#### [Your objective]
No pictures in the copy. Write out the listing below exactly.

#### [Records provided]
((

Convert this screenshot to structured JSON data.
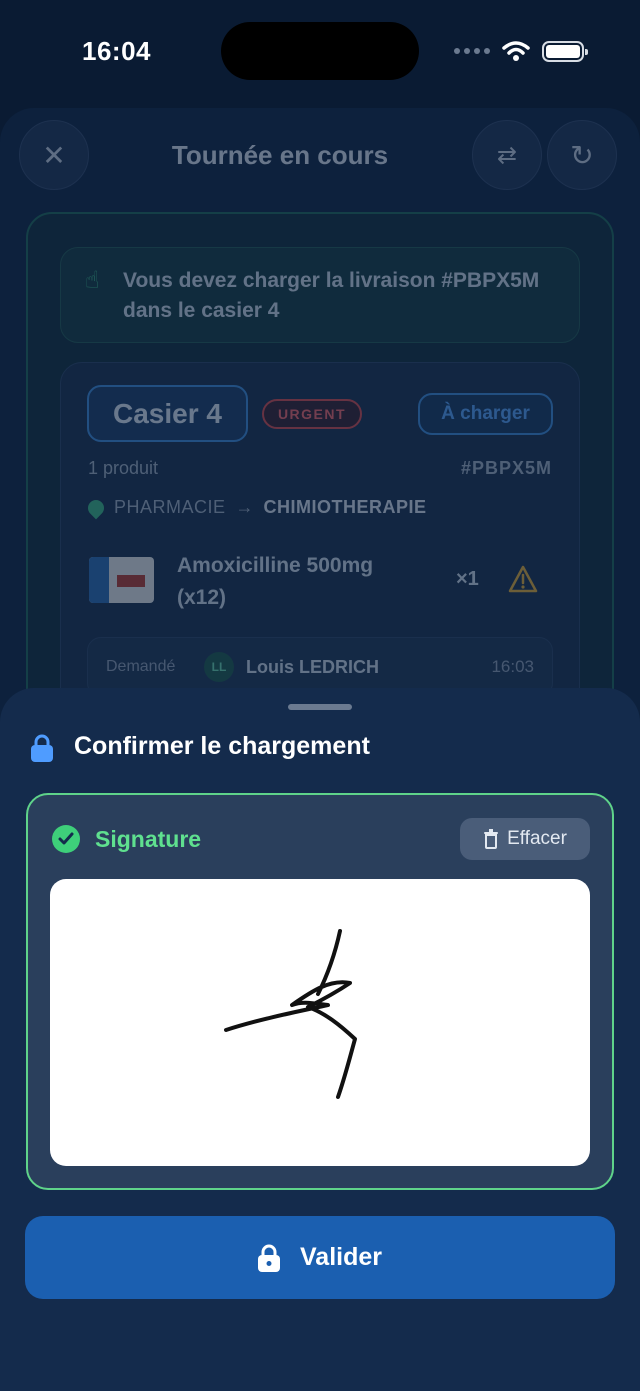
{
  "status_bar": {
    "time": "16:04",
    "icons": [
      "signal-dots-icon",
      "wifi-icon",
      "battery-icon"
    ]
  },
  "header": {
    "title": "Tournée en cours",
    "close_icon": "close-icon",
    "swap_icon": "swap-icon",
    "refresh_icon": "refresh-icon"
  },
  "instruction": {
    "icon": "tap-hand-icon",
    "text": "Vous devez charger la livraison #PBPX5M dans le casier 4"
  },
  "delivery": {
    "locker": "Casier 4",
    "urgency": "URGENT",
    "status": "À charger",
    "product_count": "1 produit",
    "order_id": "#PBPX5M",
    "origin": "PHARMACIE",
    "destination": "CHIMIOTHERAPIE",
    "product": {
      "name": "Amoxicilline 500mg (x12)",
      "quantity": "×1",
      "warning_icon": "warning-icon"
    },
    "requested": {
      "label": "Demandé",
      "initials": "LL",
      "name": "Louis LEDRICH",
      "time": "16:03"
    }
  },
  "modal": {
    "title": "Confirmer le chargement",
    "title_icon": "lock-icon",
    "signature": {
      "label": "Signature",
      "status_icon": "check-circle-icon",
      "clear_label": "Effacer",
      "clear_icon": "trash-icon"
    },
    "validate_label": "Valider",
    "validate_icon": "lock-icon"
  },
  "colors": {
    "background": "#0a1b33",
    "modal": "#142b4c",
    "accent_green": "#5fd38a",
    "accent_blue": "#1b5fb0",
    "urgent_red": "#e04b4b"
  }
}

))

#### [Task answer]
Convert this screenshot to structured JSON data.
{
  "status_bar": {
    "time": "16:04",
    "icons": [
      "signal-dots-icon",
      "wifi-icon",
      "battery-icon"
    ]
  },
  "header": {
    "title": "Tournée en cours",
    "close_icon": "close-icon",
    "swap_icon": "swap-icon",
    "refresh_icon": "refresh-icon"
  },
  "instruction": {
    "icon": "tap-hand-icon",
    "text": "Vous devez charger la livraison #PBPX5M dans le casier 4"
  },
  "delivery": {
    "locker": "Casier 4",
    "urgency": "URGENT",
    "status": "À charger",
    "product_count": "1 produit",
    "order_id": "#PBPX5M",
    "origin": "PHARMACIE",
    "destination": "CHIMIOTHERAPIE",
    "product": {
      "name": "Amoxicilline 500mg (x12)",
      "quantity": "×1",
      "warning_icon": "warning-icon"
    },
    "requested": {
      "label": "Demandé",
      "initials": "LL",
      "name": "Louis LEDRICH",
      "time": "16:03"
    }
  },
  "modal": {
    "title": "Confirmer le chargement",
    "title_icon": "lock-icon",
    "signature": {
      "label": "Signature",
      "status_icon": "check-circle-icon",
      "clear_label": "Effacer",
      "clear_icon": "trash-icon"
    },
    "validate_label": "Valider",
    "validate_icon": "lock-icon"
  },
  "colors": {
    "background": "#0a1b33",
    "modal": "#142b4c",
    "accent_green": "#5fd38a",
    "accent_blue": "#1b5fb0",
    "urgent_red": "#e04b4b"
  }
}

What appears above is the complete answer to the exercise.